Brussels, Belgium — (METERING.COM) — April 30, 2013 – Up to September 2012, a total of 281 smart grid projects and around 90 smart metering pilots and rollouts have been identified across 30 countries in Europe, accounting for total investments respectively of €1.8 billion and at least €5 billion, according to the Joint Research Center’s latest review.

Of these smart grid projects around 150 are R&D projects with a total budget of around €500 million and around 130 are demonstration projects with a total budget of around €1.3 billion.

The review is an update of the first, 2011 review, which included 219 smart grid and smart metering projects across the EU, Switzerland and Norway with overall investment over €5 billion.

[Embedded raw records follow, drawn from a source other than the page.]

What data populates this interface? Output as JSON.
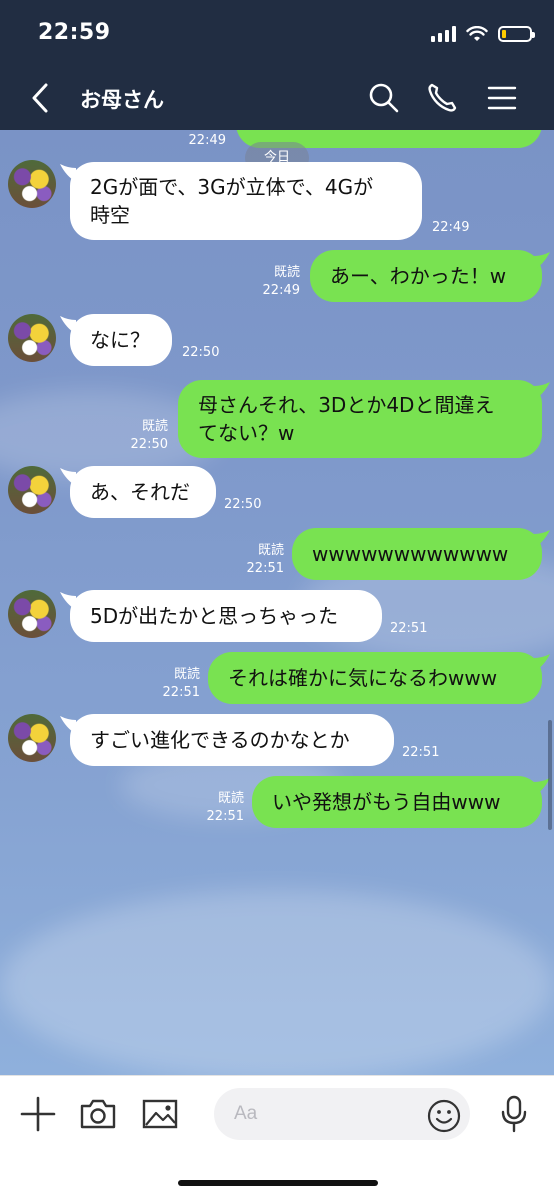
{
  "status_bar": {
    "time": "22:59"
  },
  "header": {
    "title": "お母さん"
  },
  "chat": {
    "date_label": "今日",
    "top_partial_time": "22:49",
    "messages": [
      {
        "side": "left",
        "lines": [
          "2Gが面で、3Gが立体で、4Gが",
          "時空"
        ],
        "time": "22:49"
      },
      {
        "side": "right",
        "text": "あー、わかった！w",
        "read": "既読",
        "time": "22:49"
      },
      {
        "side": "left",
        "text": "なに？",
        "time": "22:50"
      },
      {
        "side": "right",
        "lines": [
          "母さんそれ、3Dとか4Dと間違え",
          "てない？w"
        ],
        "read": "既読",
        "time": "22:50"
      },
      {
        "side": "left",
        "text": "あ、それだ",
        "time": "22:50"
      },
      {
        "side": "right",
        "text": "wwwwwwwwwwww",
        "read": "既読",
        "time": "22:51"
      },
      {
        "side": "left",
        "text": "5Dが出たかと思っちゃった",
        "time": "22:51"
      },
      {
        "side": "right",
        "text": "それは確かに気になるわwww",
        "read": "既読",
        "time": "22:51"
      },
      {
        "side": "left",
        "text": "すごい進化できるのかなとか",
        "time": "22:51"
      },
      {
        "side": "right",
        "text": "いや発想がもう自由www",
        "read": "既読",
        "time": "22:51"
      }
    ]
  },
  "input": {
    "placeholder": "Aa"
  },
  "colors": {
    "header_bg": "#212d42",
    "outgoing_bubble": "#79e251",
    "incoming_bubble": "#ffffff"
  }
}
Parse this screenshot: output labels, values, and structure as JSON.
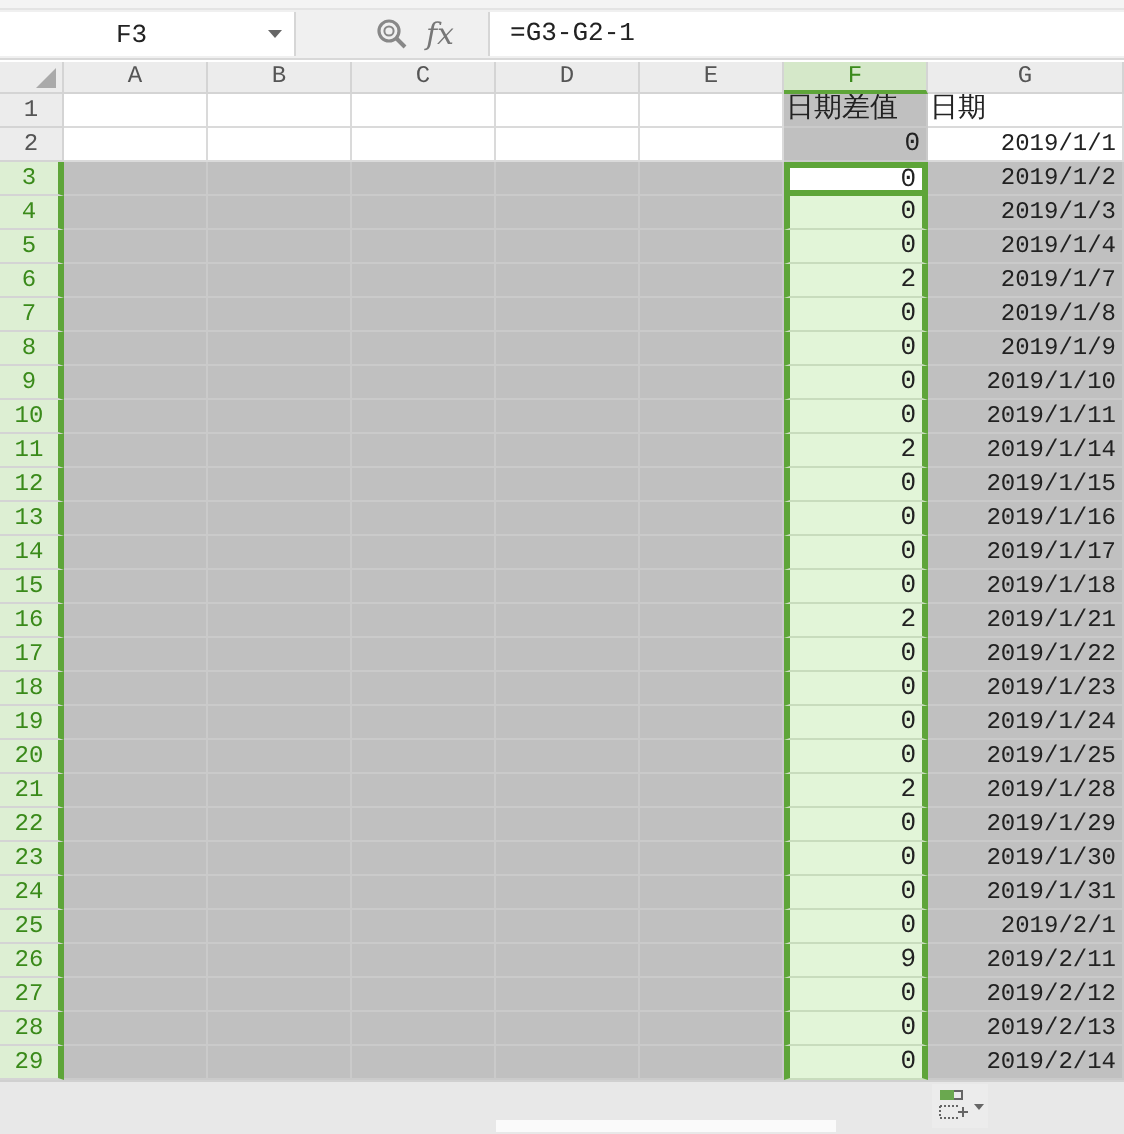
{
  "name_box": {
    "value": "F3"
  },
  "formula_bar": {
    "fx": "fx",
    "formula": "=G3-G2-1"
  },
  "columns": [
    {
      "label": "A",
      "selected": false
    },
    {
      "label": "B",
      "selected": false
    },
    {
      "label": "C",
      "selected": false
    },
    {
      "label": "D",
      "selected": false
    },
    {
      "label": "E",
      "selected": false
    },
    {
      "label": "F",
      "selected": true
    },
    {
      "label": "G",
      "selected": false
    }
  ],
  "rows": [
    {
      "label": "1",
      "kind": "heading",
      "selected": false,
      "active": false,
      "difference": "日期差值",
      "date": "日期"
    },
    {
      "label": "2",
      "kind": "data",
      "selected": false,
      "active": false,
      "difference": "0",
      "date": "2019/1/1"
    },
    {
      "label": "3",
      "kind": "data",
      "selected": true,
      "active": true,
      "difference": "0",
      "date": "2019/1/2"
    },
    {
      "label": "4",
      "kind": "data",
      "selected": true,
      "active": false,
      "difference": "0",
      "date": "2019/1/3"
    },
    {
      "label": "5",
      "kind": "data",
      "selected": true,
      "active": false,
      "difference": "0",
      "date": "2019/1/4"
    },
    {
      "label": "6",
      "kind": "data",
      "selected": true,
      "active": false,
      "difference": "2",
      "date": "2019/1/7"
    },
    {
      "label": "7",
      "kind": "data",
      "selected": true,
      "active": false,
      "difference": "0",
      "date": "2019/1/8"
    },
    {
      "label": "8",
      "kind": "data",
      "selected": true,
      "active": false,
      "difference": "0",
      "date": "2019/1/9"
    },
    {
      "label": "9",
      "kind": "data",
      "selected": true,
      "active": false,
      "difference": "0",
      "date": "2019/1/10"
    },
    {
      "label": "10",
      "kind": "data",
      "selected": true,
      "active": false,
      "difference": "0",
      "date": "2019/1/11"
    },
    {
      "label": "11",
      "kind": "data",
      "selected": true,
      "active": false,
      "difference": "2",
      "date": "2019/1/14"
    },
    {
      "label": "12",
      "kind": "data",
      "selected": true,
      "active": false,
      "difference": "0",
      "date": "2019/1/15"
    },
    {
      "label": "13",
      "kind": "data",
      "selected": true,
      "active": false,
      "difference": "0",
      "date": "2019/1/16"
    },
    {
      "label": "14",
      "kind": "data",
      "selected": true,
      "active": false,
      "difference": "0",
      "date": "2019/1/17"
    },
    {
      "label": "15",
      "kind": "data",
      "selected": true,
      "active": false,
      "difference": "0",
      "date": "2019/1/18"
    },
    {
      "label": "16",
      "kind": "data",
      "selected": true,
      "active": false,
      "difference": "2",
      "date": "2019/1/21"
    },
    {
      "label": "17",
      "kind": "data",
      "selected": true,
      "active": false,
      "difference": "0",
      "date": "2019/1/22"
    },
    {
      "label": "18",
      "kind": "data",
      "selected": true,
      "active": false,
      "difference": "0",
      "date": "2019/1/23"
    },
    {
      "label": "19",
      "kind": "data",
      "selected": true,
      "active": false,
      "difference": "0",
      "date": "2019/1/24"
    },
    {
      "label": "20",
      "kind": "data",
      "selected": true,
      "active": false,
      "difference": "0",
      "date": "2019/1/25"
    },
    {
      "label": "21",
      "kind": "data",
      "selected": true,
      "active": false,
      "difference": "2",
      "date": "2019/1/28"
    },
    {
      "label": "22",
      "kind": "data",
      "selected": true,
      "active": false,
      "difference": "0",
      "date": "2019/1/29"
    },
    {
      "label": "23",
      "kind": "data",
      "selected": true,
      "active": false,
      "difference": "0",
      "date": "2019/1/30"
    },
    {
      "label": "24",
      "kind": "data",
      "selected": true,
      "active": false,
      "difference": "0",
      "date": "2019/1/31"
    },
    {
      "label": "25",
      "kind": "data",
      "selected": true,
      "active": false,
      "difference": "0",
      "date": "2019/2/1"
    },
    {
      "label": "26",
      "kind": "data",
      "selected": true,
      "active": false,
      "difference": "9",
      "date": "2019/2/11"
    },
    {
      "label": "27",
      "kind": "data",
      "selected": true,
      "active": false,
      "difference": "0",
      "date": "2019/2/12"
    },
    {
      "label": "28",
      "kind": "data",
      "selected": true,
      "active": false,
      "difference": "0",
      "date": "2019/2/13"
    },
    {
      "label": "29",
      "kind": "data",
      "selected": true,
      "active": false,
      "difference": "0",
      "date": "2019/2/14"
    }
  ]
}
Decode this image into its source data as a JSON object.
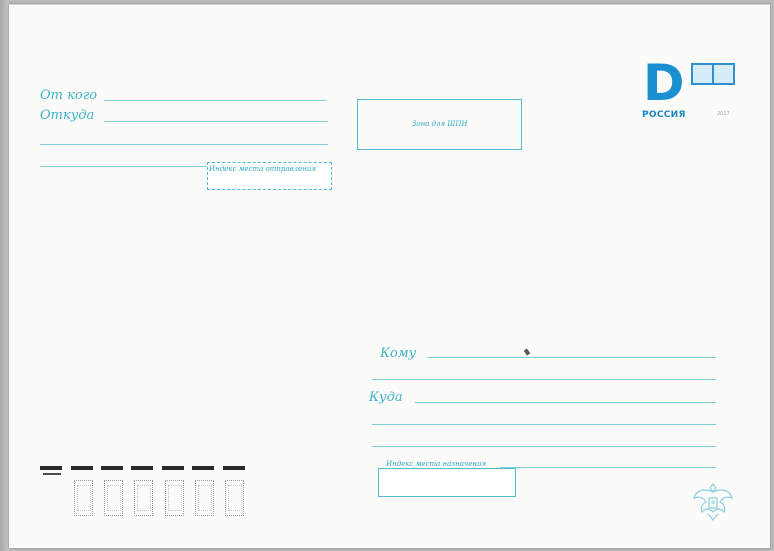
{
  "sender": {
    "from_label": "От кого",
    "where_label": "Откуда",
    "index_label": "Индекс места отправления"
  },
  "ocr_zone": {
    "label": "Зона для ШПИ"
  },
  "stamp": {
    "letter": "D",
    "country": "РОССИЯ",
    "year": "2017"
  },
  "recipient": {
    "to_label": "Кому",
    "where_label": "Куда",
    "index_label": "Индекс места назначения"
  },
  "postal_index": {
    "sample_digits": 7,
    "cells": 6
  },
  "colors": {
    "print_cyan": "#3db3c7",
    "stamp_blue": "#1c8fd0",
    "paper": "#fbfbf9"
  },
  "icons": {
    "stamp": "russian-post-stamp-icon",
    "emblem": "double-headed-eagle-icon"
  }
}
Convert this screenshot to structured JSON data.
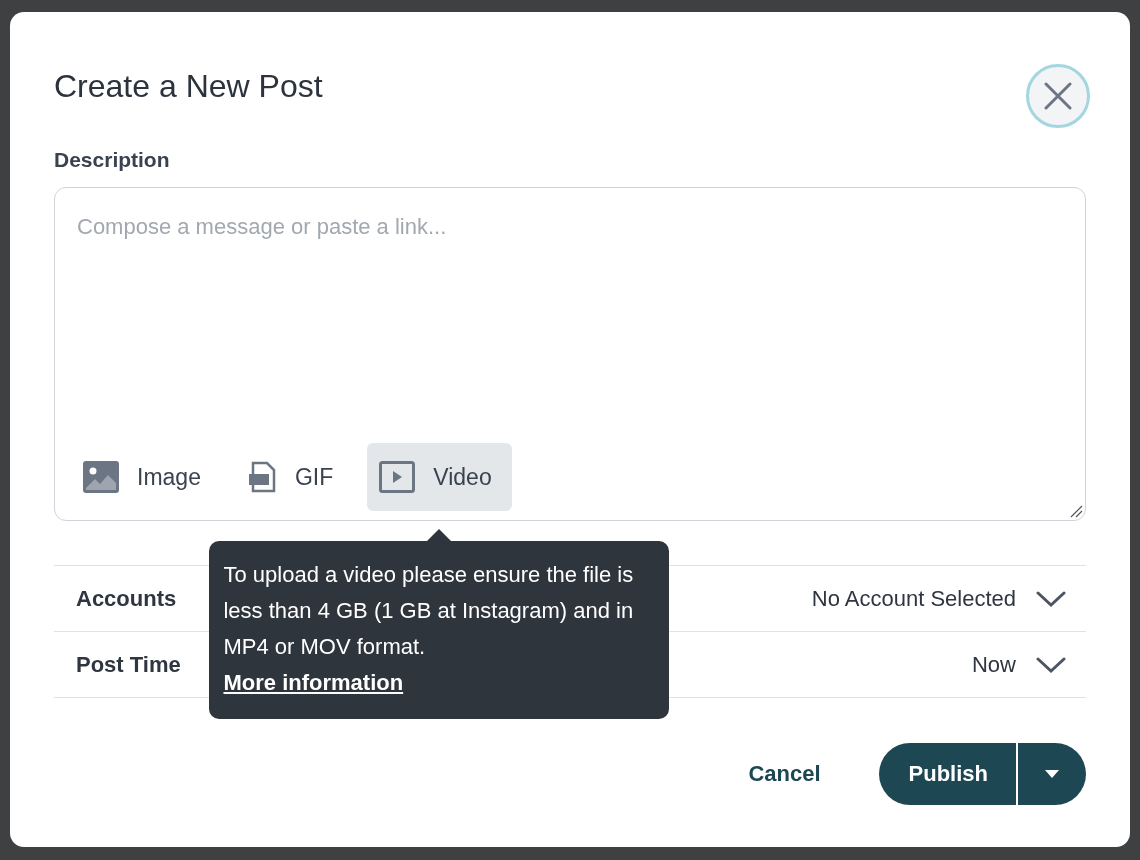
{
  "title": "Create a New Post",
  "description": {
    "label": "Description",
    "placeholder": "Compose a message or paste a link..."
  },
  "media_buttons": [
    {
      "kind": "image",
      "label": "Image",
      "selected": false
    },
    {
      "kind": "gif",
      "label": "GIF",
      "selected": false
    },
    {
      "kind": "video",
      "label": "Video",
      "selected": true
    }
  ],
  "tooltip": {
    "text": "To upload a video please ensure the file is less than 4 GB (1 GB at Instagram) and in MP4 or MOV format.",
    "link": "More information"
  },
  "settings": [
    {
      "label": "Accounts",
      "value": "No Account Selected"
    },
    {
      "label": "Post Time",
      "value": "Now"
    }
  ],
  "actions": {
    "cancel": "Cancel",
    "publish": "Publish"
  }
}
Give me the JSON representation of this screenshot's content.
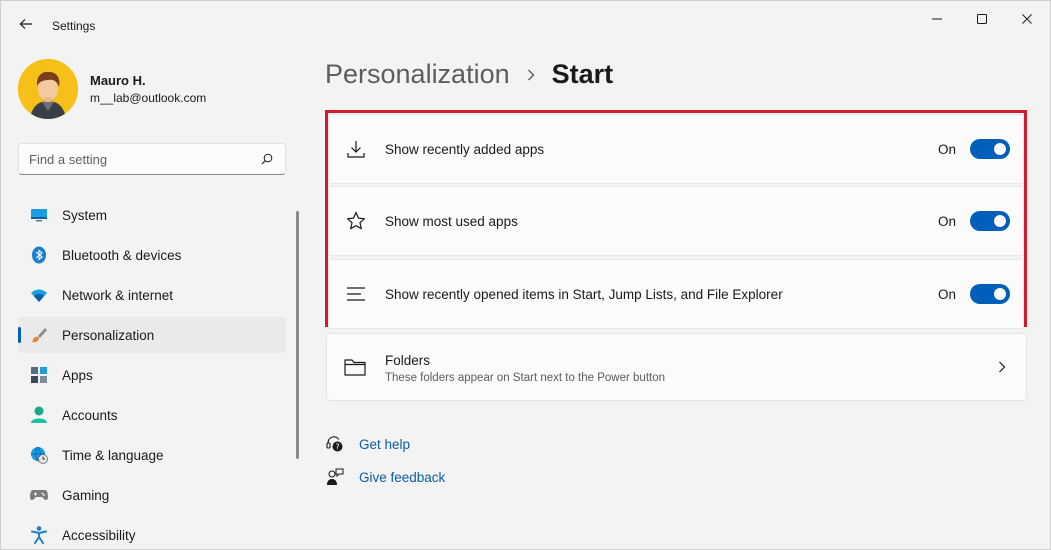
{
  "window": {
    "title": "Settings"
  },
  "profile": {
    "name": "Mauro H.",
    "email": "m__lab@outlook.com"
  },
  "search": {
    "placeholder": "Find a setting",
    "value": ""
  },
  "sidebar": {
    "items": [
      {
        "label": "System",
        "icon": "system-icon"
      },
      {
        "label": "Bluetooth & devices",
        "icon": "bluetooth-icon"
      },
      {
        "label": "Network & internet",
        "icon": "wifi-icon"
      },
      {
        "label": "Personalization",
        "icon": "brush-icon",
        "active": true
      },
      {
        "label": "Apps",
        "icon": "apps-icon"
      },
      {
        "label": "Accounts",
        "icon": "accounts-icon"
      },
      {
        "label": "Time & language",
        "icon": "globe-clock-icon"
      },
      {
        "label": "Gaming",
        "icon": "gamepad-icon"
      },
      {
        "label": "Accessibility",
        "icon": "accessibility-icon"
      }
    ]
  },
  "breadcrumb": {
    "parent": "Personalization",
    "current": "Start"
  },
  "settings": [
    {
      "label": "Show recently added apps",
      "state": "On",
      "icon": "download-icon"
    },
    {
      "label": "Show most used apps",
      "state": "On",
      "icon": "star-icon"
    },
    {
      "label": "Show recently opened items in Start, Jump Lists, and File Explorer",
      "state": "On",
      "icon": "list-icon"
    }
  ],
  "folders": {
    "title": "Folders",
    "subtitle": "These folders appear on Start next to the Power button",
    "icon": "folder-icon"
  },
  "links": {
    "help": "Get help",
    "feedback": "Give feedback"
  },
  "colors": {
    "accent": "#005fb8",
    "highlight_border": "#d01c2a",
    "link": "#0a5da8"
  }
}
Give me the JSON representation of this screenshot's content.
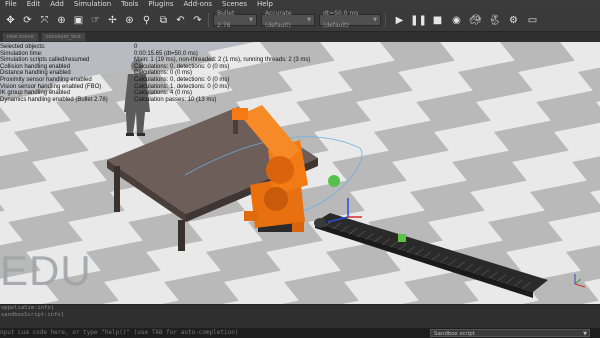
{
  "menu": [
    "File",
    "Edit",
    "Add",
    "Simulation",
    "Tools",
    "Plugins",
    "Add-ons",
    "Scenes",
    "Help"
  ],
  "toolbar": {
    "engine_combo": "Bullet 2.78",
    "accuracy_combo": "Accurate (default)",
    "timestep_combo": "dt=50.0 ms (default)"
  },
  "tabs": [
    "new scene",
    "conveyor_test"
  ],
  "info": {
    "labels": [
      "Selected objects:",
      "Simulation time:",
      "Simulation scripts called/resumed",
      "Collision handling enabled",
      "Distance handling enabled",
      "Proximity sensor handling enabled",
      "Vision sensor handling enabled (FBO)",
      "IK group handling enabled",
      "Dynamics handling enabled (Bullet 2.78)"
    ],
    "values": [
      "0",
      "0:00:15.65 (dt=50.0 ms)",
      "Main: 1 (19 ms), non-threaded: 2 (1 ms), running threads: 2 (3 ms)",
      "Calculations: 0, detections: 0 (0 ms)",
      "Calculations: 0 (0 ms)",
      "Calculations: 0, detections: 0 (0 ms)",
      "Calculations: 1, detections: 0 (0 ms)",
      "Calculations: 4 (0 ms)",
      "Calculation passes: 10 (13 ms)"
    ]
  },
  "watermark": "EDU",
  "status_lines": [
    {
      "text": "oppeliaSim:info]",
      "dim": " "
    },
    {
      "text": "sandboxScript:info]",
      "dim": " "
    }
  ],
  "command_line": {
    "placeholder": "nput Lua code here, or type \"help()\" (use TAB for auto-completion)"
  },
  "script_select": {
    "value": "Sandbox script"
  },
  "colors": {
    "robot": "#f47a14",
    "floor_light": "#e9e9e9",
    "floor_dark": "#b9b9b9",
    "table": "#6e5e5a",
    "accent": "#3fb24a"
  }
}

According to the 2012 review, Smart Grid projects in Europe: Lessons learned and current developments, since 2008 investments in smart grid projects in Europe have consistently been above €200 million per year, reaching €500 million in 2011. Project budgets have also been growing steadily, with 61% over €20 million in 2012 compared with 27% in 2006

The U.K., Germany, France and Italy are the leading investors in smart grid projects. However, Denmark is the country most actively involved in R&D projects, supporting a large number of small scale projects, as well as the country that spends the most on smart grid projects per capita and per KWh consumed.

Notably also around 60 of the projects are multinational, with the majority of cooperation links between organizations from EU15 countries.

Regarding the smart metering projects the review states that the main investments to date have been in Italy (€2.1 billion) and Sweden (€1.5 billion). However, it is not possible to reliably ensure an accurate and comprehensive mapping of all the initiatives due to their considerable number.

But on the basis of commitments or strong interest from member states it is estimated that at least €30 billion will be spent and at least 170-180 million smart meters (approximately 70% penetration) will be installed in the EU countries by 2020.

The report reviews the 27 EU countries as well as Croatia, Switzerland and Norway.